Sandra Anagnostakis - History of Chestnut blight
Allison Oaks - Development of transgenic blight resistant Chestnut trees

Followed by a question and answer session

This program is co-hosted by:
The Arnold Arboretum of Harvard University
Bartlett Arboretum & Gardens
Connecticut College Arboretum
The Morton Arboretum
The Arboretum at Penn State


Sandra Anagnostakis
Department of Plant Pathology and Ecology @The Connecticut Agricultural Experiment Station
She has worked at The Connecticut Agricultural Experiment Station since 1966, first in the Genetics Department, and now in Plant Pathology and Ecology. Her work has included genetic studies of various fungi (corn smut disease, Dutch elm disease, and chestnut blight), and methods for detection of extracellular enzymes produced by fungi, studies of composting, and production of haploids of higher plants using anther culture techniques. She has been working on chestnut blight disease (caused by Cryphonectria parasitica) since 1968.

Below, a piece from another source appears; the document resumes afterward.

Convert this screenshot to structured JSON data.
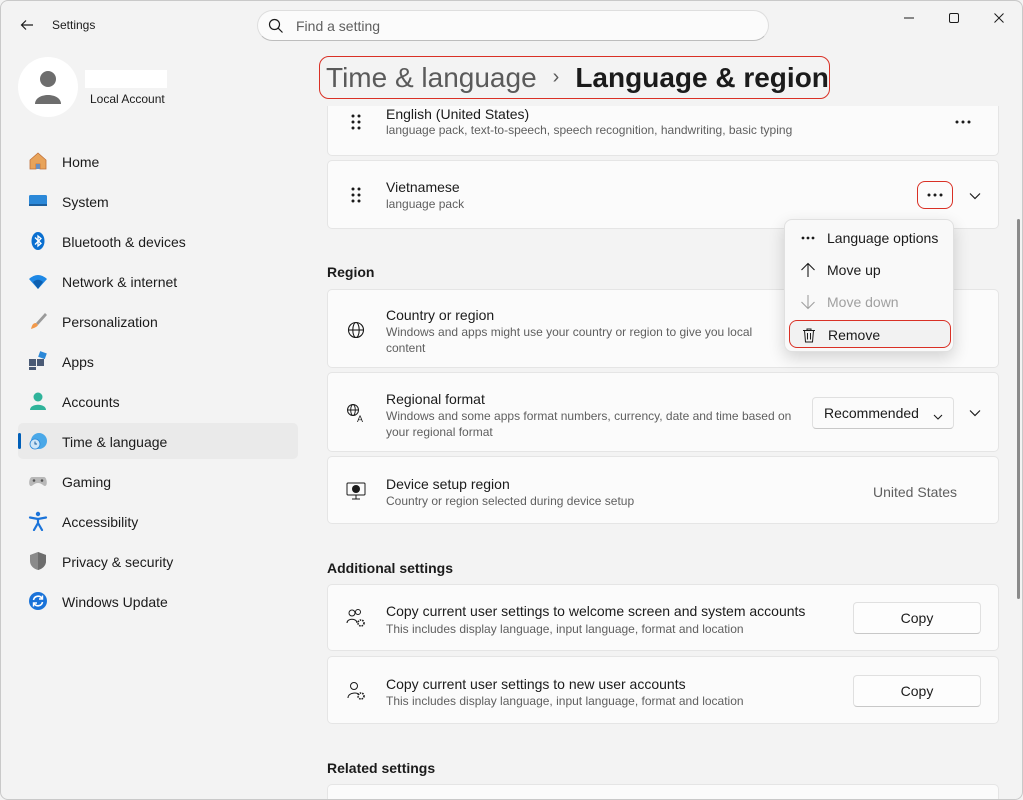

Allison Oakes
Research Scientist @State University of New York College of Environmental Sciences and Forestry
Dr. Allison Oakes is a Research Scientist for the The American Chestnut Research At the State University of Environmental Science and Forestry in Syracuse NY. She is optimizing American elm Agrobacterium-mediated transformation protocols for introducing elm yellows resistance thanks to a research grant from the Orentriech Research Foundation, as well as teaching Principles of Genetics at SUNY-ESF. Her research interests include micropropagation techniques and improvement, computational biology and genomics, improving science pedagogy at the college level, experimental design, and statistical analysis. She is an author on the regulatory documents needed by the USDA and EPA for eventual release of blight resistant American chestnuts as well as other published papers.

Course details

This program will take place on Zoom. You will need access to the internet to participate.
Once you register, you will receive a Zoom link by email. Click on the link to join the program at the scheduled date and time.
New to Zoom? Watch this short video to learn how to join a Zoom meeting.